Work request: Only the lines from the line containing "Convert this screenshot" through the final line of the entries should be printed, exactly as given, with the pictures left out.
[Opening Provided data section]
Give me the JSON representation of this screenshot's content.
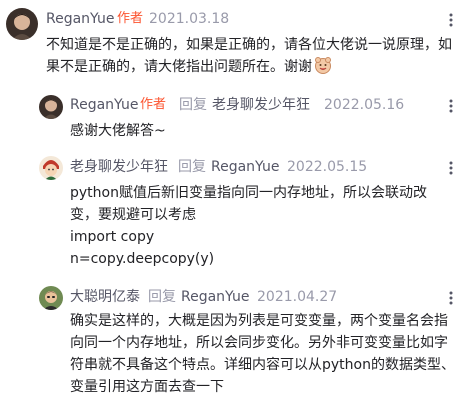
{
  "comments": [
    {
      "author": "ReganYue",
      "author_tag": "作者",
      "date": "2021.03.18",
      "text": "不知道是不是正确的，如果是正确的，请各位大佬说一说原理，如果不是正确的，请大佬指出问题所在。谢谢",
      "emoji_icon": "happy-emoji-icon"
    },
    {
      "author": "ReganYue",
      "author_tag": "作者",
      "reply_word": "回复",
      "reply_to": "老身聊发少年狂",
      "date": "2022.05.16",
      "text": "感谢大佬解答~"
    },
    {
      "author": "老身聊发少年狂",
      "reply_word": "回复",
      "reply_to": "ReganYue",
      "date": "2022.05.15",
      "text_lines": [
        "python赋值后新旧变量指向同一内存地址，所以会联动改变，要规避可以考虑",
        "import copy",
        "n=copy.deepcopy(y)"
      ]
    },
    {
      "author": "大聪明亿泰",
      "reply_word": "回复",
      "reply_to": "ReganYue",
      "date": "2021.04.27",
      "text": "确实是这样的，大概是因为列表是可变变量，两个变量名会指向同一个内存地址，所以会同步变化。另外非可变变量比如字符串就不具备这个特点。详细内容可以从python的数据类型、变量引用这方面去查一下"
    }
  ],
  "icons": {
    "more": "more-icon"
  },
  "colors": {
    "author_tag": "#fc5531",
    "name": "#555666",
    "meta": "#999aaa",
    "text": "#222226"
  }
}
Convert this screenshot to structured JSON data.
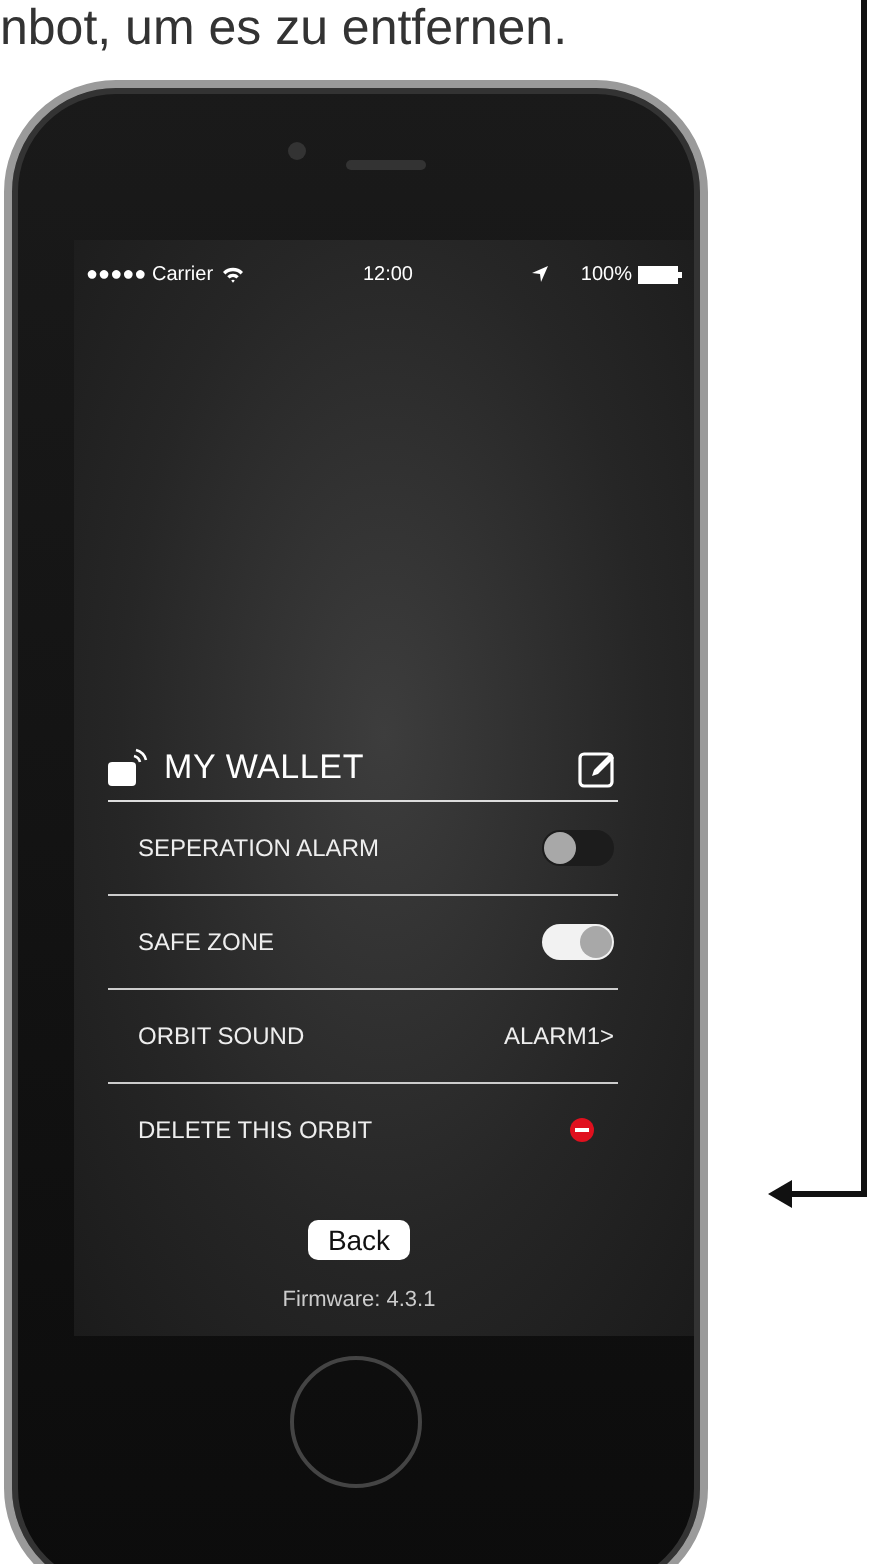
{
  "caption": "nbot, um es zu entfernen.",
  "status_bar": {
    "carrier": "●●●●● Carrier",
    "time": "12:00",
    "battery": "100%"
  },
  "device": {
    "name": "MY WALLET"
  },
  "settings": [
    {
      "kind": "toggle",
      "label": "SEPERATION ALARM",
      "on": false
    },
    {
      "kind": "toggle",
      "label": "SAFE ZONE",
      "on": true
    },
    {
      "kind": "value",
      "label": "ORBIT SOUND",
      "value": "ALARM1>"
    },
    {
      "kind": "delete",
      "label": "DELETE THIS ORBIT"
    }
  ],
  "back_button": "Back",
  "firmware": "Firmware: 4.3.1"
}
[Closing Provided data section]
Written reply:
Convert this screenshot to structured JSON data.
{
  "caption": "nbot, um es zu entfernen.",
  "status_bar": {
    "carrier": "●●●●● Carrier",
    "time": "12:00",
    "battery": "100%"
  },
  "device": {
    "name": "MY WALLET"
  },
  "settings": [
    {
      "kind": "toggle",
      "label": "SEPERATION ALARM",
      "on": false
    },
    {
      "kind": "toggle",
      "label": "SAFE ZONE",
      "on": true
    },
    {
      "kind": "value",
      "label": "ORBIT SOUND",
      "value": "ALARM1>"
    },
    {
      "kind": "delete",
      "label": "DELETE THIS ORBIT"
    }
  ],
  "back_button": "Back",
  "firmware": "Firmware: 4.3.1"
}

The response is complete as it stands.